Pull every line with "percent" from the material.

- Opening Delimiter -

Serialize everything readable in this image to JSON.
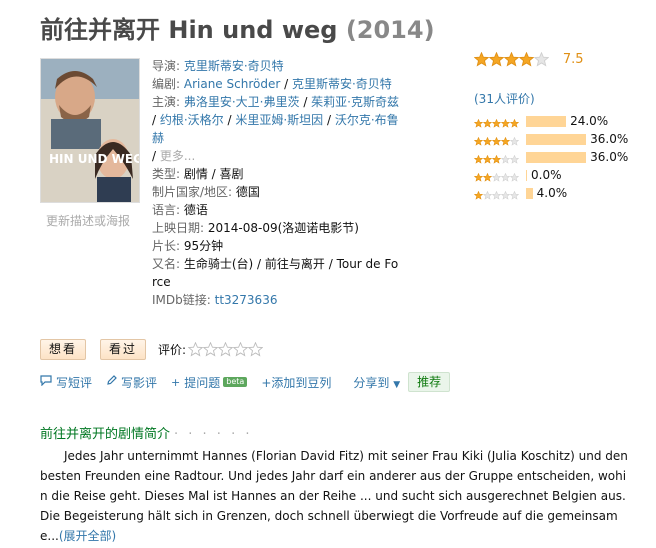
{
  "title": {
    "name": "前往并离开 Hin und weg",
    "year": "(2014)"
  },
  "poster": {
    "title_text": "HIN UND WEG"
  },
  "update_link": "更新描述或海报",
  "info": {
    "director_label": "导演: ",
    "director": "克里斯蒂安·奇贝特",
    "writer_label": "编剧: ",
    "writers": [
      "Ariane Schröder",
      "克里斯蒂安·奇贝特"
    ],
    "cast_label": "主演: ",
    "cast": [
      "弗洛里安·大卫·弗里茨",
      "茱莉亚·克斯奇兹",
      "约根·沃格尔",
      "米里亚姆·斯坦因",
      "沃尔克·布鲁赫"
    ],
    "more": "更多...",
    "genre_label": "类型: ",
    "genre": "剧情 / 喜剧",
    "country_label": "制片国家/地区: ",
    "country": "德国",
    "language_label": "语言: ",
    "language": "德语",
    "release_label": "上映日期: ",
    "release": "2014-08-09(洛迦诺电影节)",
    "runtime_label": "片长: ",
    "runtime": "95分钟",
    "aka_label": "又名: ",
    "aka": "生命骑士(台) / 前往与离开 / Tour de Force",
    "imdb_label": "IMDb链接: ",
    "imdb": "tt3273636"
  },
  "rating": {
    "score": "7.5",
    "stars_value": 4,
    "people": "(31人评价)",
    "distribution": [
      {
        "stars": 5,
        "percent": 24.0,
        "label": "24.0%"
      },
      {
        "stars": 4,
        "percent": 36.0,
        "label": "36.0%"
      },
      {
        "stars": 3,
        "percent": 36.0,
        "label": "36.0%"
      },
      {
        "stars": 2,
        "percent": 0.0,
        "label": "0.0%"
      },
      {
        "stars": 1,
        "percent": 4.0,
        "label": "4.0%"
      }
    ]
  },
  "actions": {
    "want": "想看",
    "seen": "看过",
    "rate_label": "评价:"
  },
  "toolbar": {
    "short_review": "写短评",
    "review": "写影评",
    "ask": "提问题",
    "beta": "beta",
    "add_doulist": "+添加到豆列",
    "share": "分享到",
    "recommend": "推荐"
  },
  "summary": {
    "title": "前往并离开的剧情简介",
    "dots": "· · · · · ·",
    "text": "Jedes Jahr unternimmt Hannes (Florian David Fitz) mit seiner Frau Kiki (Julia Koschitz) und den besten Freunden eine Radtour. Und jedes Jahr darf ein anderer aus der Gruppe entscheiden, wohin die Reise geht. Dieses Mal ist Hannes an der Reihe ... und sucht sich ausgerechnet Belgien aus. Die Begeisterung hält sich in Grenzen, doch schnell überwiegt die Vorfreude auf die gemeinsame...",
    "expand": "(展开全部)"
  },
  "colors": {
    "accent_link": "#3377aa",
    "star": "#f5a623",
    "bar": "#ffd596",
    "green": "#007722"
  }
}
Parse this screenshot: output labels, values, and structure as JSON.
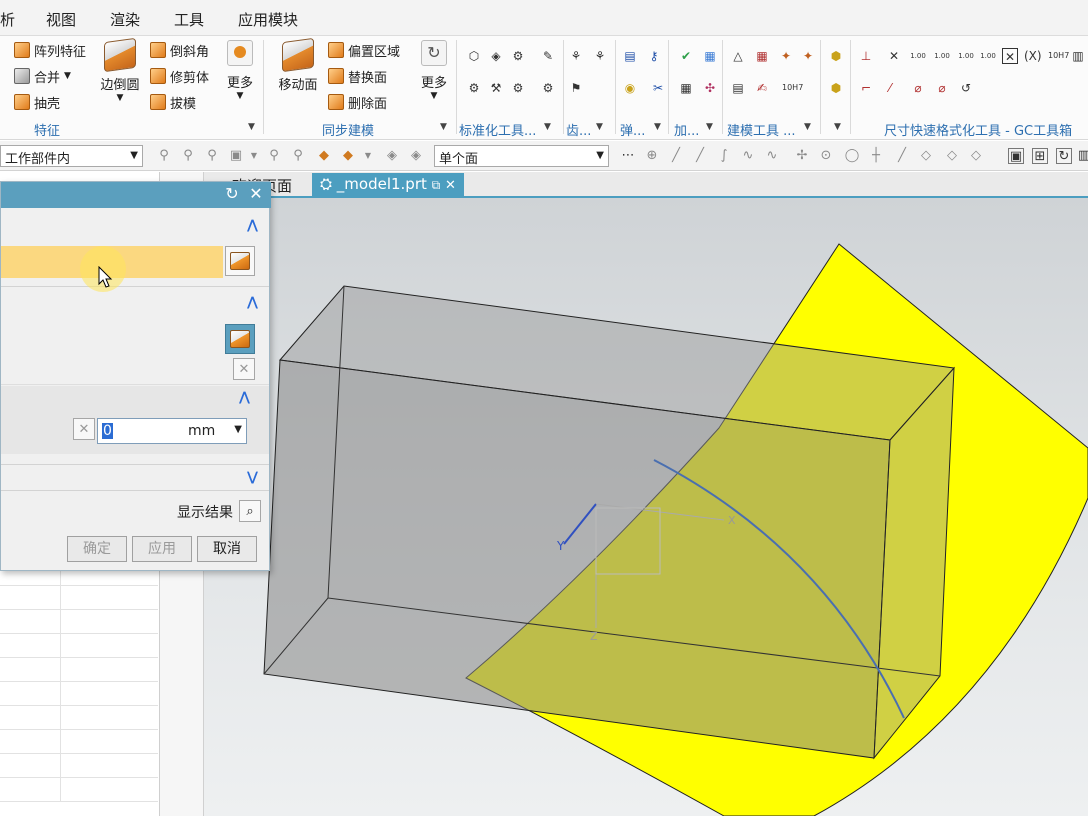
{
  "menu": {
    "items": [
      "析",
      "视图",
      "渲染",
      "工具",
      "应用模块"
    ]
  },
  "ribbon": {
    "feature_group": {
      "label": "特征",
      "pattern_feature": "阵列特征",
      "unite": "合并",
      "shell": "抽壳",
      "edge_blend": "边倒圆",
      "chamfer": "倒斜角",
      "trim_body": "修剪体",
      "draft": "拔模",
      "more": "更多"
    },
    "sync_group": {
      "label": "同步建模",
      "move_face": "移动面",
      "offset_region": "偏置区域",
      "replace_face": "替换面",
      "delete_face": "删除面",
      "more": "更多"
    },
    "tool_groups": [
      "标准化工具...",
      "齿...",
      "弹...",
      "加...",
      "建模工具 ...",
      "尺寸快速格式化工具 - GC工具箱"
    ]
  },
  "selection_bar": {
    "scope_filter": "工作部件内",
    "face_rule": "单个面"
  },
  "tabs": {
    "home_partial": "欢迎页面",
    "model_file": "_model1.prt"
  },
  "dialog": {
    "distance_value": "0",
    "distance_unit": "mm",
    "show_result": "显示结果",
    "ok": "确定",
    "apply": "应用",
    "cancel": "取消"
  },
  "colors": {
    "dialog_title": "#5b9fbe",
    "selection_highlight": "#fbd880",
    "face_yellow": "#ffff00",
    "accent_blue": "#2d6fb0"
  },
  "icons": [
    "pattern-feature-icon",
    "unite-icon",
    "shell-icon",
    "edge-blend-icon",
    "chamfer-icon",
    "trim-body-icon",
    "draft-icon",
    "move-face-icon",
    "offset-region-icon",
    "replace-face-icon",
    "delete-face-icon",
    "refresh-icon",
    "close-icon",
    "cube-icon",
    "cursor-icon"
  ]
}
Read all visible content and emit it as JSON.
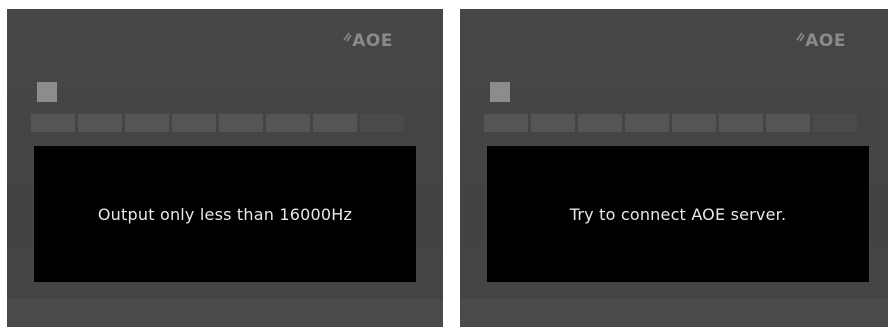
{
  "screens": [
    {
      "brand_logo": "AOE",
      "brand_icon": "signal-wave-icon",
      "level_meter": {
        "segments_total": 8,
        "segments_lit": 7
      },
      "message": "Output only less than 16000Hz"
    },
    {
      "brand_logo": "AOE",
      "brand_icon": "signal-wave-icon",
      "level_meter": {
        "segments_total": 8,
        "segments_lit": 7
      },
      "message": "Try to connect AOE server."
    }
  ],
  "colors": {
    "panel_background": "#454545",
    "message_background": "#000000",
    "message_text": "#e8e8e8",
    "logo": "#8a8a8a",
    "indicator": "#8c8c8c"
  }
}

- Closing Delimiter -

#### EXERCISE ANSWER:
        "percent": 24.0,
        "percent": 36.0,
        "percent": 36.0,
        "percent": 0.0,
        "percent": 4.0,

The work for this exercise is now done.